Hummus where the heart is

Hidden gem: East Austin food truck among most underrated spots in town

Hidden gem: East Austin food truck among most underrated spots in town

Hummus Among Us sabich
The hummus sabich from the Hummus Among Us trailer is a sure bet. Photo courtesy of Hummus Among Us/ Facebook

In a town crawling with influencers, Yelpers, and various other people who obsessively document everything they eat, it can be difficult to find a place that’s truly off the radar. It’s harder still to find a place that is both off the radar and actually good. But somehow a new food trailer has managed to slip by the iPhone paparazzi and emerge as the rarest type of Austin restaurant: a hidden gem.

Hummus Among Us is the brainchild of chef Berty Richter, a recent Austin transplant whose resumé includes stints at restaurants from Israel to New York City — including a stop at soon-to-shutter Union Square mainstay Blue Water Grill. Although that career allowed him to study haute cuisine techniques and develop a global palate, the food of his youth spent in a heavily Turkish neighborhood in Israel was never far from his mind.

Upon moving to Austin, Richter realized that places serving Eastern Mediterranean cuisine were few and far between, so he decided to dip his toes into the hospitality scene with a few appearances at charity events like Farmgrass Fest. That led to a well-received series of pop-ups at east side bar Kitty Cohen’s (the bar still occasionally hosts Richter), and a successful crowdfunding campaign leading up to a permanent location. In late September, Richter quietly opened the Hummus Among Us truck at 1906 E. Cesar Chavez St., the same lot where Northern Thai trailer Dee Dee is parked.

As the truck’s name implies, the menu focuses on meze staple hummus. The classic version has a velvety base flecked with whole marinated chickpeas and parsley, but Richter also offers a heartier version made with shawarma-spiced smoked brisket and grilled onions. Specials allow the chef to explore less traditional flavors, like a recent batch featuring souvlaki-style marinated chicken and a hatch chili salsa. All are served with pita, of course, a thicker, fluffier version than the cardboard-like supermarket rounds epidemic in Austin.

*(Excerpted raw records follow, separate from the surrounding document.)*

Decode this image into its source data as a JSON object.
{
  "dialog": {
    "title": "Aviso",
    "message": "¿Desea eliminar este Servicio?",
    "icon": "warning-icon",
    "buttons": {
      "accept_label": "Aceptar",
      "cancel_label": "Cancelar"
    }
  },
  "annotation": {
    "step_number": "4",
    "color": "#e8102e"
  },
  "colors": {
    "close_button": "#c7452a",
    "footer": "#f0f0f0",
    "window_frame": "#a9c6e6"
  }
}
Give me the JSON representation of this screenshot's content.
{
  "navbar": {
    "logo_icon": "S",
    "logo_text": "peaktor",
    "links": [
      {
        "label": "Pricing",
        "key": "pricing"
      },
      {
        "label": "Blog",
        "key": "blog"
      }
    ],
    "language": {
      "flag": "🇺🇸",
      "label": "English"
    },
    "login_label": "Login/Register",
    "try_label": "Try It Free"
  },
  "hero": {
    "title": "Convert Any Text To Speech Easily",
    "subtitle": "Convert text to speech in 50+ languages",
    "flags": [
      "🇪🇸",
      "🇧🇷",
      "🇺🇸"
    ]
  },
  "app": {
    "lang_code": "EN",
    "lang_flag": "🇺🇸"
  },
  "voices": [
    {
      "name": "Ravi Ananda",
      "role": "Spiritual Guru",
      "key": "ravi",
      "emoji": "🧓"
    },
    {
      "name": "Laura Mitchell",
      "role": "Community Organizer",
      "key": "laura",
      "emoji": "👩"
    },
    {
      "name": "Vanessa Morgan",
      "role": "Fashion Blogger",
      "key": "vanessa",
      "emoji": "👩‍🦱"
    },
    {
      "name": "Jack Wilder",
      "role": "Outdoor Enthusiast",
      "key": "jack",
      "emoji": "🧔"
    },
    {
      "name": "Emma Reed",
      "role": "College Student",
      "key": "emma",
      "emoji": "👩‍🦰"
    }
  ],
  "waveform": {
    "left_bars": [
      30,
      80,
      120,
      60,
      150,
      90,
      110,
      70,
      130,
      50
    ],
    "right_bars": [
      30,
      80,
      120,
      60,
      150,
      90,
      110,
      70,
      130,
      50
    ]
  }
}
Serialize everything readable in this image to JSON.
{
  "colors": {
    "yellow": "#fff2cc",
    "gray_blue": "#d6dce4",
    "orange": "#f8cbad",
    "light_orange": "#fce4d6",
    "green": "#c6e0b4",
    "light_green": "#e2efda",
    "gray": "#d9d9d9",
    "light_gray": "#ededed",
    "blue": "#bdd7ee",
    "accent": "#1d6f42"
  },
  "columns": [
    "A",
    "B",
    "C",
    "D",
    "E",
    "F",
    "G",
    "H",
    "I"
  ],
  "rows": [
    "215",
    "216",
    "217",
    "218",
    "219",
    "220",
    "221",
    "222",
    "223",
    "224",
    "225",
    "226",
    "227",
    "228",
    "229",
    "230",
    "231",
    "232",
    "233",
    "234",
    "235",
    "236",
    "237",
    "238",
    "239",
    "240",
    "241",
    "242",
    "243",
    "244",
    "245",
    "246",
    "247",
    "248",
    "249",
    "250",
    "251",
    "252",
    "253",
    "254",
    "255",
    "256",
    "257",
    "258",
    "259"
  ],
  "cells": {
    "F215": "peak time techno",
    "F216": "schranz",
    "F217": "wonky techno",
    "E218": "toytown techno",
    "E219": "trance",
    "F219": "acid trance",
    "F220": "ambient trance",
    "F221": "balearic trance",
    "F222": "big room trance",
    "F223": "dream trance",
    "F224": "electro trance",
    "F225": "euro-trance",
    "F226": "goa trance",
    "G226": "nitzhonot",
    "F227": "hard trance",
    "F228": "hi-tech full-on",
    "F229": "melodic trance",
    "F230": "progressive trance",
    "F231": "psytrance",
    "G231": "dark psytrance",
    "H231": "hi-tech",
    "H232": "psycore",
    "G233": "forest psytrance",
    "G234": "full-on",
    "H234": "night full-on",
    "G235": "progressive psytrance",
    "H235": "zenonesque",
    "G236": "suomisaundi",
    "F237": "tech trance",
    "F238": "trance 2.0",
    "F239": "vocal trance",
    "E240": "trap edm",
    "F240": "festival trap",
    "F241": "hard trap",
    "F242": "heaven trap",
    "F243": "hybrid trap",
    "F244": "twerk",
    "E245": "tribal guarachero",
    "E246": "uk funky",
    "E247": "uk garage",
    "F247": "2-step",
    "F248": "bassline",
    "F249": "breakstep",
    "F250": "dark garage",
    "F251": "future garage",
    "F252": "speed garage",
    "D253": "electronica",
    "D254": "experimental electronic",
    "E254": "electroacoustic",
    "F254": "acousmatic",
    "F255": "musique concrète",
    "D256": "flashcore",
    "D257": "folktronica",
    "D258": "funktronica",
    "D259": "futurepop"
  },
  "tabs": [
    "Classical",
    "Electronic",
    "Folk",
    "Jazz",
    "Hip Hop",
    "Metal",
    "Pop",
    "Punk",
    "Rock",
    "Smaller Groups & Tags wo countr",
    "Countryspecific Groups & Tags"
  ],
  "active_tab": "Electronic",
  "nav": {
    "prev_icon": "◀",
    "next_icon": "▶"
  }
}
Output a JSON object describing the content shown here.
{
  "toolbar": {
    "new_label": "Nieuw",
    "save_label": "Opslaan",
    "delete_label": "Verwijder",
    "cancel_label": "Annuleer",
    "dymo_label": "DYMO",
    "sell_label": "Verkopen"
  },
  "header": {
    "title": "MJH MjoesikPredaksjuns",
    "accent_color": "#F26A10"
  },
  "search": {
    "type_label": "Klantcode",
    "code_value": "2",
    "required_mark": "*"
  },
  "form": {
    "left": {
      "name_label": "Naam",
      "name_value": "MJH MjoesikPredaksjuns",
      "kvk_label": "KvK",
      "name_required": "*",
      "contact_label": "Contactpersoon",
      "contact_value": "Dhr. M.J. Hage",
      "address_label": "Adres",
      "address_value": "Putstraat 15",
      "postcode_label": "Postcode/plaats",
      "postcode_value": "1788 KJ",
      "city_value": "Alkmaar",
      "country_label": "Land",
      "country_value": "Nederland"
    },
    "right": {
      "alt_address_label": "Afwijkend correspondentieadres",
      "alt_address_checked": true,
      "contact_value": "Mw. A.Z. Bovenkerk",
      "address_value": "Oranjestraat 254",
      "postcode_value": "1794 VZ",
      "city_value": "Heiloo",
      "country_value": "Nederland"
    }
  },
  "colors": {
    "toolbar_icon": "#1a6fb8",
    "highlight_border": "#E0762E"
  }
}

The dense, chewy pita make the base of the sabich, a traditional Mizrahi Jewish sandwich made with hummus, boiled egg, and fried eggplant drizzled with schug (a Yemeni hot chili sauce) and amba (a Middle Eastern condiment made of fermented mangos). A light Israeli salad of cucumbers tomatoes, and spices and an order of house pickles makes the ideal side. We haven’t yet tried the Jerusalem Nachos — za’atar-seasoned pita chips topped with just about every ingredient used in the other dishes — but we can’t imagine a better way to sober up after a happy hour at the nearby Craftsman or Stay Gold bars.